§ Task statement: In the records below, count every line that contains the word "this" and report only the total.
(Given records Opens)
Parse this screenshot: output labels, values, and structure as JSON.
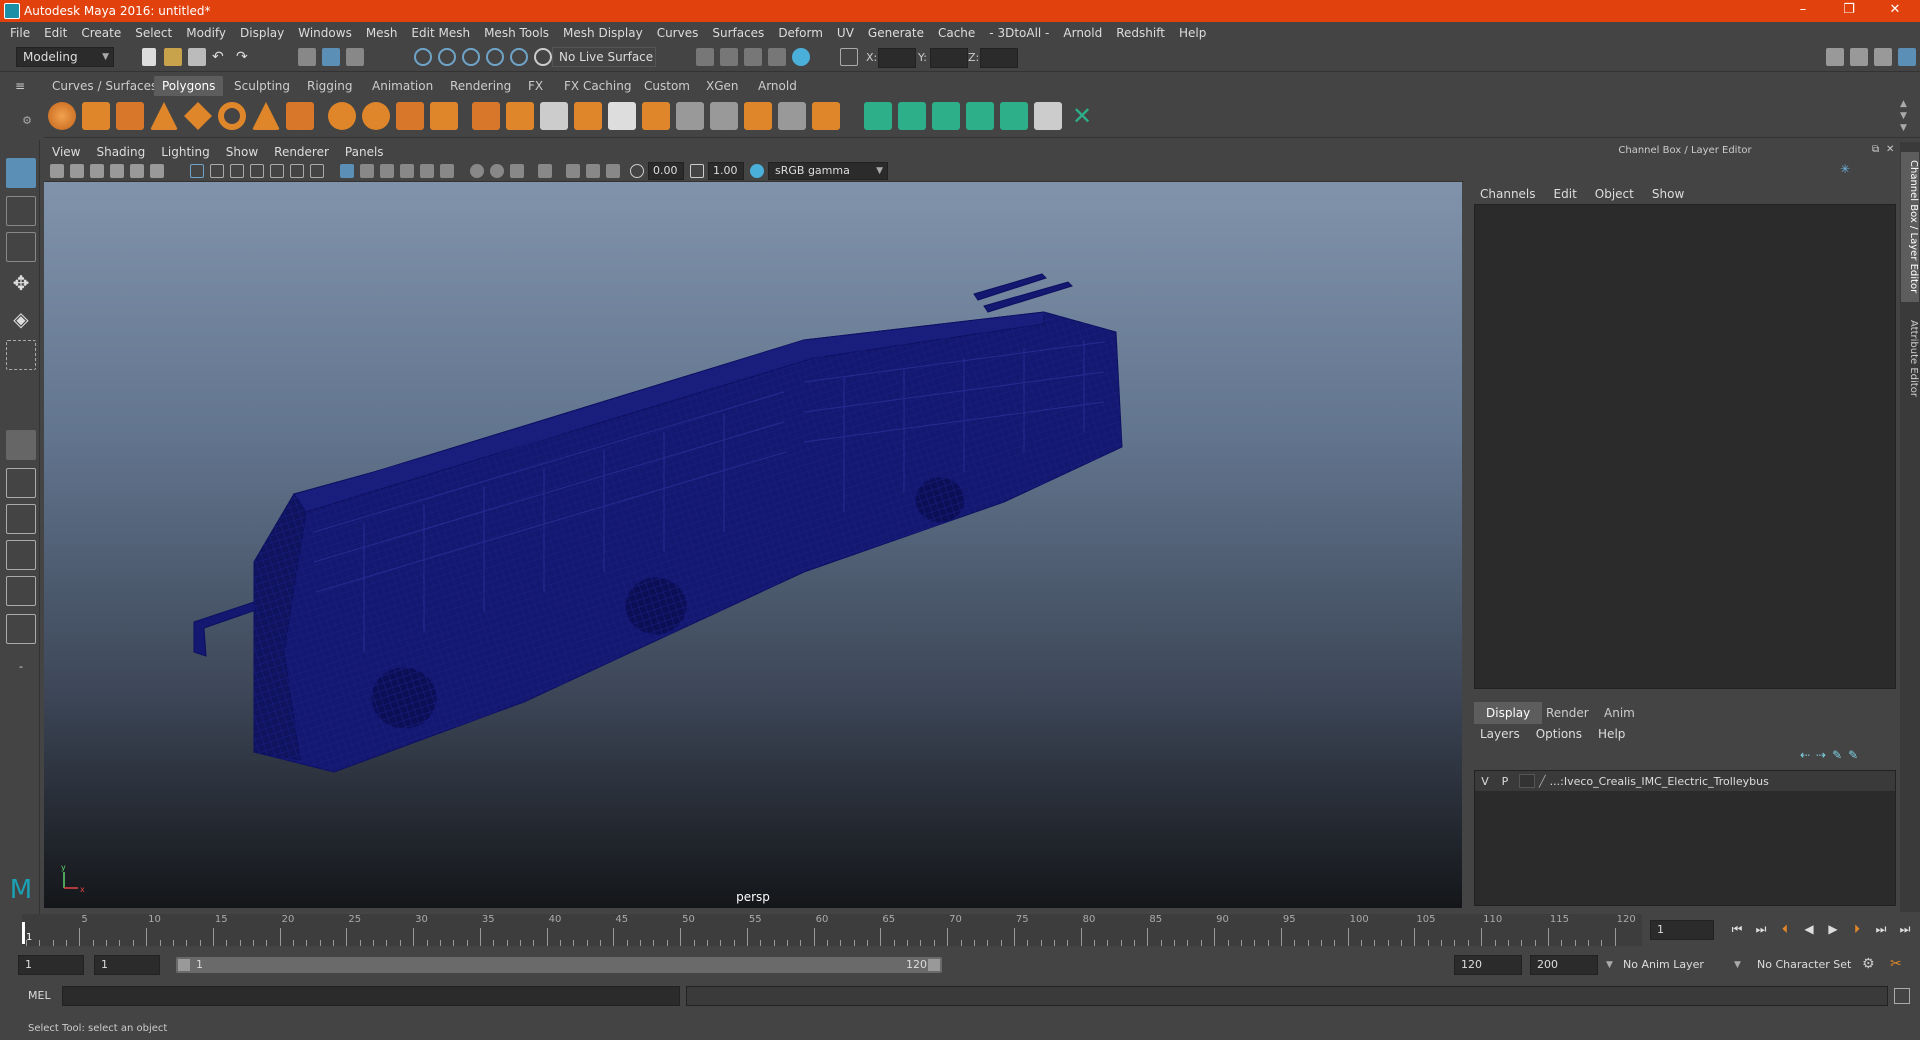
{
  "window": {
    "title": "Autodesk Maya 2016: untitled*",
    "minimize_glyph": "–",
    "restore_glyph": "❐",
    "close_glyph": "✕"
  },
  "menus": [
    "File",
    "Edit",
    "Create",
    "Select",
    "Modify",
    "Display",
    "Windows",
    "Mesh",
    "Edit Mesh",
    "Mesh Tools",
    "Mesh Display",
    "Curves",
    "Surfaces",
    "Deform",
    "UV",
    "Generate",
    "Cache",
    "- 3DtoAll -",
    "Arnold",
    "Redshift",
    "Help"
  ],
  "status_line": {
    "menu_set": "Modeling",
    "live_surface": "No Live Surface",
    "coord_x_label": "X:",
    "coord_y_label": "Y:",
    "coord_z_label": "Z:"
  },
  "shelf_tabs": [
    "Curves / Surfaces",
    "Polygons",
    "Sculpting",
    "Rigging",
    "Animation",
    "Rendering",
    "FX",
    "FX Caching",
    "Custom",
    "XGen",
    "Arnold"
  ],
  "shelf_active": "Polygons",
  "viewport": {
    "menus": [
      "View",
      "Shading",
      "Lighting",
      "Show",
      "Renderer",
      "Panels"
    ],
    "exposure": "0.00",
    "gamma": "1.00",
    "color_space": "sRGB gamma",
    "camera_label": "persp",
    "axis_x": "x",
    "axis_y": "y"
  },
  "channel_box": {
    "title": "Channel Box / Layer Editor",
    "menus": [
      "Channels",
      "Edit",
      "Object",
      "Show"
    ]
  },
  "layer_editor": {
    "tabs": [
      "Display",
      "Render",
      "Anim"
    ],
    "active_tab": "Display",
    "menus": [
      "Layers",
      "Options",
      "Help"
    ],
    "layer": {
      "visible": "V",
      "playback": "P",
      "name": "...:Iveco_Crealis_IMC_Electric_Trolleybus"
    }
  },
  "side_tabs": [
    "Channel Box / Layer Editor",
    "Attribute Editor"
  ],
  "time_slider": {
    "labels": [
      "5",
      "10",
      "15",
      "20",
      "25",
      "30",
      "35",
      "40",
      "45",
      "50",
      "55",
      "60",
      "65",
      "70",
      "75",
      "80",
      "85",
      "90",
      "95",
      "100",
      "105",
      "110",
      "115",
      "120"
    ],
    "start_label": "1",
    "current_frame": "1"
  },
  "range_slider": {
    "start": "1",
    "playback_start": "1",
    "bar_start": "1",
    "bar_end": "120",
    "playback_end": "120",
    "end": "200",
    "anim_layer": "No Anim Layer",
    "character_set": "No Character Set"
  },
  "command_line": {
    "label": "MEL"
  },
  "help_line": {
    "text": "Select Tool: select an object"
  },
  "colors": {
    "title_bar": "#e1420d",
    "ui_bg": "#444444",
    "wireframe": "#141870",
    "shelf_orange": "#e0862a",
    "shelf_teal": "#2db08a"
  }
}
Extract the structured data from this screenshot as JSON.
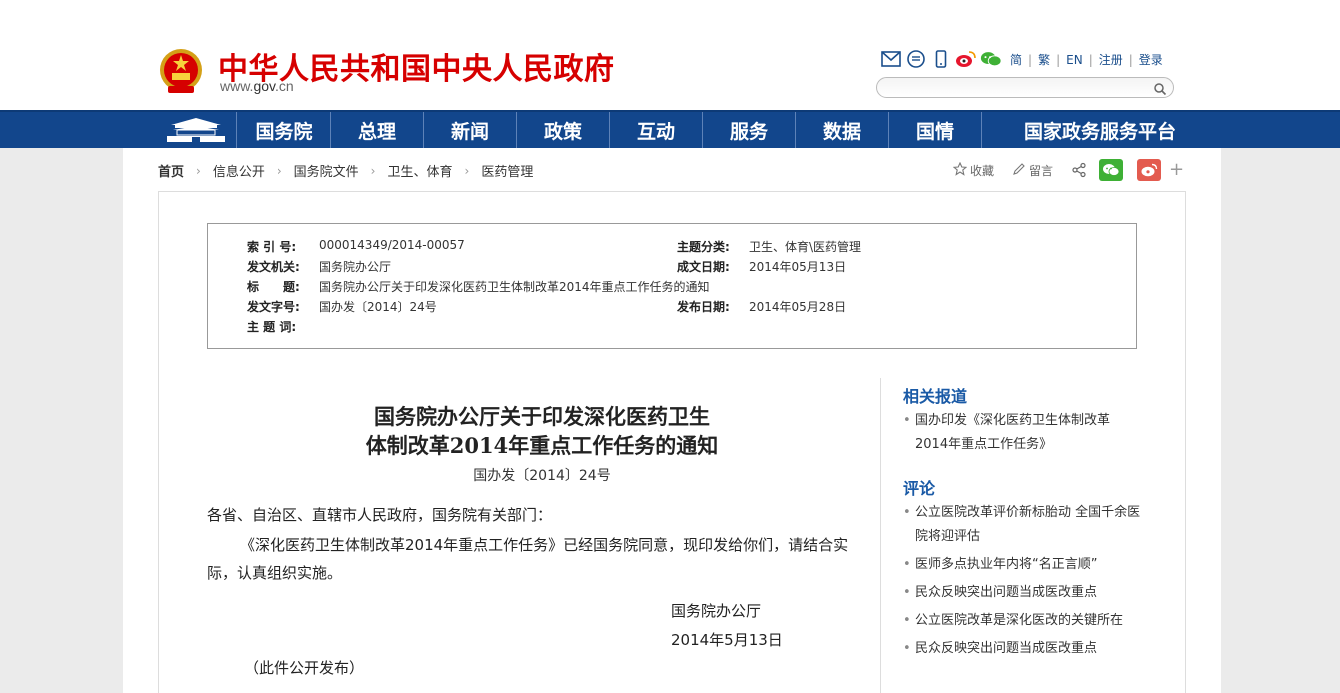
{
  "header": {
    "site_title": "中华人民共和国中央人民政府",
    "domain_prefix": "www.",
    "domain_bold": "gov",
    "domain_suffix": ".cn",
    "lang_links": [
      "简",
      "繁",
      "EN",
      "注册",
      "登录"
    ],
    "search_placeholder": ""
  },
  "nav": {
    "items": [
      "国务院",
      "总理",
      "新闻",
      "政策",
      "互动",
      "服务",
      "数据",
      "国情",
      "国家政务服务平台"
    ]
  },
  "breadcrumb": [
    "首页",
    "信息公开",
    "国务院文件",
    "卫生、体育",
    "医药管理"
  ],
  "share": {
    "favorite": "收藏",
    "comment": "留言"
  },
  "doc_info": {
    "index_label": "索 引 号:",
    "index_value": "000014349/2014-00057",
    "category_label": "主题分类:",
    "category_value": "卫生、体育\\医药管理",
    "issuer_label": "发文机关:",
    "issuer_value": "国务院办公厅",
    "created_label": "成文日期:",
    "created_value": "2014年05月13日",
    "title_label": "标　　题:",
    "title_value": "国务院办公厅关于印发深化医药卫生体制改革2014年重点工作任务的通知",
    "docno_label": "发文字号:",
    "docno_value": "国办发〔2014〕24号",
    "published_label": "发布日期:",
    "published_value": "2014年05月28日",
    "keywords_label": "主 题 词:",
    "keywords_value": ""
  },
  "article": {
    "title_line1": "国务院办公厅关于印发深化医药卫生",
    "title_line2": "体制改革2014年重点工作任务的通知",
    "doc_number": "国办发〔2014〕24号",
    "addressee": "各省、自治区、直辖市人民政府，国务院有关部门：",
    "body": "《深化医药卫生体制改革2014年重点工作任务》已经国务院同意，现印发给你们，请结合实际，认真组织实施。",
    "signer": "国务院办公厅",
    "date": "2014年5月13日",
    "note": "（此件公开发布）"
  },
  "sidebar": {
    "related_heading": "相关报道",
    "related_items": [
      "国办印发《深化医药卫生体制改革2014年重点工作任务》"
    ],
    "comments_heading": "评论",
    "comment_items": [
      "公立医院改革评价新标胎动 全国千余医院将迎评估",
      "医师多点执业年内将“名正言顺”",
      "民众反映突出问题当成医改重点",
      "公立医院改革是深化医改的关键所在",
      "民众反映突出问题当成医改重点"
    ]
  },
  "colors": {
    "title_red": "#d60000",
    "nav_blue": "#12468c",
    "link_blue": "#1a5aa6",
    "wechat_green": "#3eb035",
    "weibo_red": "#e6162d"
  }
}
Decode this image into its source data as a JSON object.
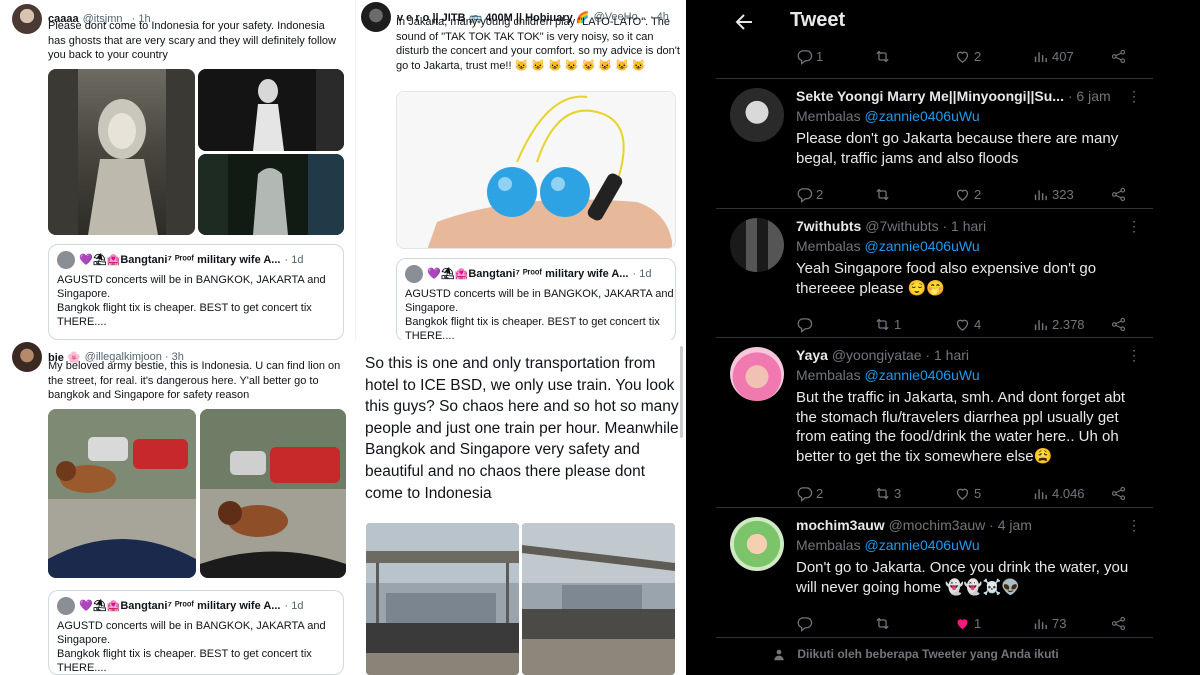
{
  "tweet1": {
    "name": "caaaa",
    "handle_time": "@itsjmn_ · 1h",
    "text": "Please dont come to Indonesia for your safety. Indonesia has ghosts that are very scary and they will definitely follow you back to your country"
  },
  "tweet2": {
    "name": "bie 🌸",
    "handle_time": "@illegalkimjoon · 3h",
    "text": "My beloved army bestie, this is Indonesia. U can find lion on the street, for real. it's dangerous here. Y'all better go to bangkok and Singapore for safety reason"
  },
  "tweet3": {
    "name": "v e r o || JITB 🚌 400M || Hobiuary 🌈",
    "handle_time": "@VeeHo... · 4h",
    "text": "In Jakarta, many young children play \"LATO-LATO\". The sound of \"TAK TOK TAK TOK\" is very noisy, so it can disturb the concert and your comfort. so my advice is don't go to Jakarta, trust me!! 😺 😺 😺 😺 😺 😺 😺 😺"
  },
  "quote": {
    "name": "💜⛱🏩Bangtani⁷ ᴾʳᵒᵒᶠ military wife A...",
    "time": "· 1d",
    "line1": "AGUSTD concerts will be in BANGKOK, JAKARTA and",
    "line2": "Singapore.",
    "line3": "Bangkok flight tix is cheaper. BEST to get concert tix",
    "line4": "THERE...."
  },
  "long_post": {
    "text": "So this is one and only transportation from hotel to ICE BSD, we only use train. You look this guys? So chaos here and so hot so many people and just one train per hour. Meanwhile Bangkok and Singapore very safety and beautiful and no chaos there please dont come to Indonesia"
  },
  "dark": {
    "header_title": "Tweet",
    "replying_label": "Membalas",
    "replying_handle": "@zannie0406uWu",
    "top_actions": {
      "replies": "1",
      "retweets": "",
      "likes": "2",
      "views": "407"
    },
    "replies": [
      {
        "name": "Sekte Yoongi Marry Me||Minyoongi||Su...",
        "meta": " · 6 jam",
        "text": "Please don't go Jakarta because there are many begal, traffic jams and also floods",
        "replies": "2",
        "retweets": "",
        "likes": "2",
        "views": "323"
      },
      {
        "name": "7withubts",
        "meta": " @7withubts · 1 hari",
        "text": "Yeah Singapore food also expensive don't go thereeee please 😌🤭",
        "replies": "",
        "retweets": "1",
        "likes": "4",
        "views": "2.378"
      },
      {
        "name": "Yaya",
        "meta": " @yoongiyatae · 1 hari",
        "text": "But the traffic in Jakarta, smh. And dont forget abt the stomach flu/travelers diarrhea ppl usually get from eating the food/drink the water here.. Uh oh better to get the tix somewhere else😩",
        "replies": "2",
        "retweets": "3",
        "likes": "5",
        "views": "4.046"
      },
      {
        "name": "mochim3auw",
        "meta": " @mochim3auw · 4 jam",
        "text": "Don't go to Jakarta. Once you drink the water, you will never going home 👻👻☠️👽",
        "replies": "",
        "retweets": "",
        "likes": "1",
        "views": "73"
      }
    ],
    "footer": "Diikuti oleh beberapa Tweeter yang Anda ikuti"
  },
  "colors": {
    "accent": "#1d9bf0",
    "like_active": "#f91880",
    "dark_bg": "#000000",
    "muted_dark": "#71767b",
    "muted_light": "#536471"
  },
  "icons": [
    "back-arrow-icon",
    "reply-icon",
    "retweet-icon",
    "like-icon",
    "views-icon",
    "share-icon",
    "more-icon",
    "person-icon"
  ]
}
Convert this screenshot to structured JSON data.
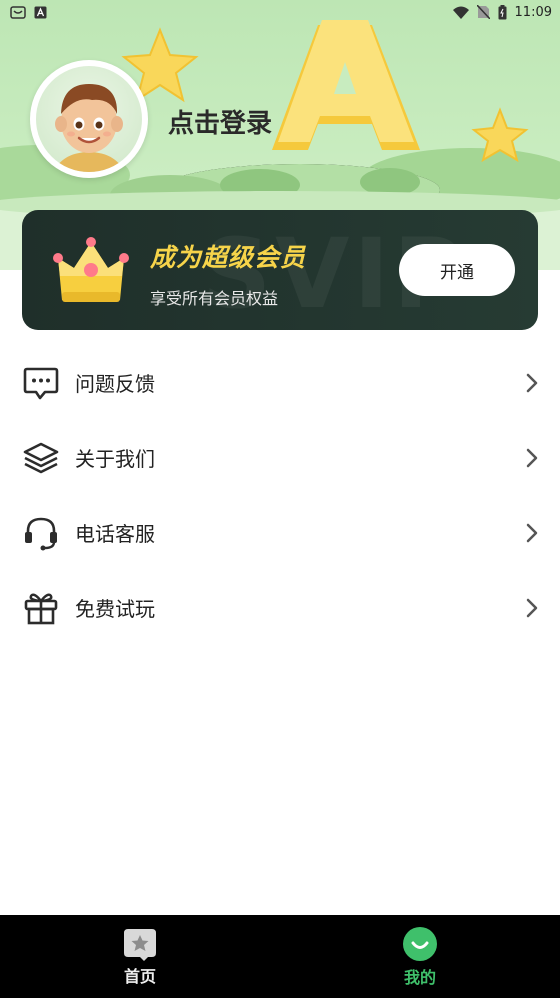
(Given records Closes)
§ Written solution: 6